With Sharon as his manager and her dad financing his solo start, Osbourne was back to what he did best, creating music, this time with a partner he saw eye-to-eye with. “One thing that he gave to me was hope, he gave me a reason for carrying on,” he says. “He had patience with me, which was great. He was great to work with. He pulled the best out of me. We had a lot of fun.”

Ozzy Osbourne and Randy Rhoads perform during the Blizzard of Ozz Tour

Ozzy Osbourne and Randy Rhoads perform during the Blizzard of Ozz Tour at Nassau Coliseum, Uniondale, New York, on August 14, 1981

The plane crash Killed Rhoads — and nearly Killed the Osbournes

Soon they were taking the fun on the road. “I remember we did a gig in Knoxville, Tennessee, and we were driving from Knoxville, Tennessee, to Orlando, Florida, to do a gig with Foreigner,” the now 71-year-old musician recalls.

They were staying at a mansion on March 19, 1982, before their concert in Leesburg when tragedy struck around noon.

“Ozzy and I were sleeping in the back of the bus, and we got woken up by this huge, huge blast,” Sharon remembers.

Even now, almost four decades later, Osbourne speaks about the incident with devastation, remembering seeing a gigantic blaze. “I couldn’t understand what’s going on — it’s like I’ve been in a nightmare,” he says.

Sharon recalls bassist Rudy Sarzo shouting, “Get off the bus!” while Sarzo adds, “We all get out of the bus and we had no idea what was going on.”

When Sharon got out of the bus, she saw the tour manager on his knees crying. She turned and saw an airplane sticking up through a house.

In the plane were 25-year-old Rhoads, 36-year-old pilot Andrew Aycock and 58-year-old hairdresser Rachel Youngblood.

“They had been on a plane and the plane had crashed,” Sarzo says. “One or two inches lower, it would have crashed into the bus, and we would have blown up right there.”

While the exact details of how the plane crashed are unclear, their fate was certain. “I don't know what the hell happened that killed them, but everyone died on the plane,” Osbourne says.
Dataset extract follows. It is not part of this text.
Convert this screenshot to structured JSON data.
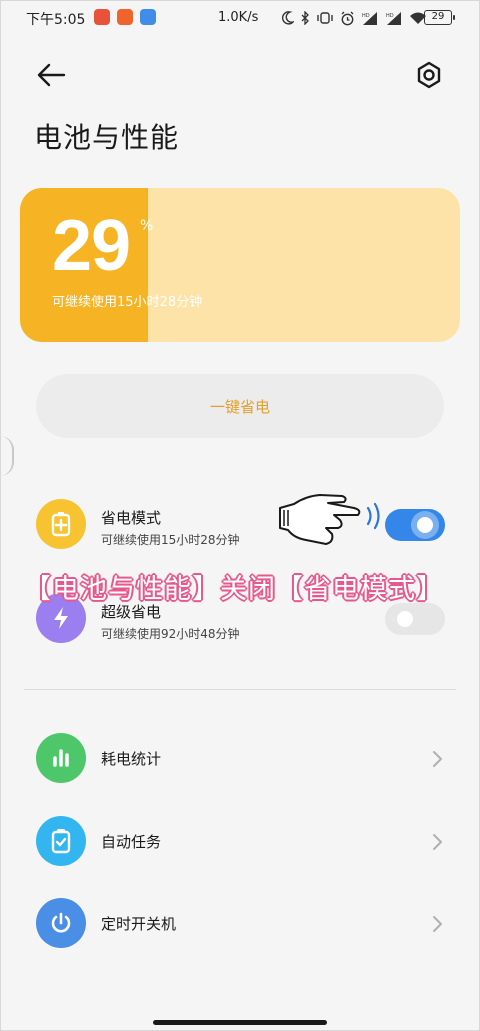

The mother of Randy Rhoads, Delores Rhoads, along with (L-R) Zakk Wylde, Ozzy Osbourne, Yngwie Malmsteen, Sharon Osbourne and Rudy Sarzo attend the ceremony in which the guitarist was honored posthumously and inducted into the Hollywood Rockwalk on March 18, 2004, in Hollywood, California

The mother of Randy Rhoads along with (L-R) Zakk Wylde, Ozzy Osbourne, Yngwie Malmsteen, Sharon Osbourne and Rudy Sarzo attend the ceremony in which the guitarist was honored posthumously and inducted into the Hollywood Rockwalk on March 18, 2004, in Hollywood, California

Osbourne still feels guilty about the crash

The effect of the cast on Osbourne’s life was tremendous, especially losing such a cherished friend and musical partner. “I lost a dear friend in my life — I miss him terribly,” Osbourne admits. “I just bathed my wounds with alcohol and drugs.”

Sarzo says that the stakes for Sharon’s job also became greater since she didn’t just have to keep the singer from drugs and alcohol, but “doing damage to himself” as well.

In every sense of the word, Rhoads had been “everything” to Osbourne, his wife says. “Ozzy still to this day feels guilty. ‘If only I was awake, I would never have let him get on that plane.’ And, you know, it's something that Ozzy lives with,” she reveals.

After that, every show became a tribute to the guitarist whose life was cut so short — and even though Osbourne eventually continued on to decades of success and even television stardom, the crash still weighs on him.

“The day that Randy Rhoads died was the day a part of me died,” he says.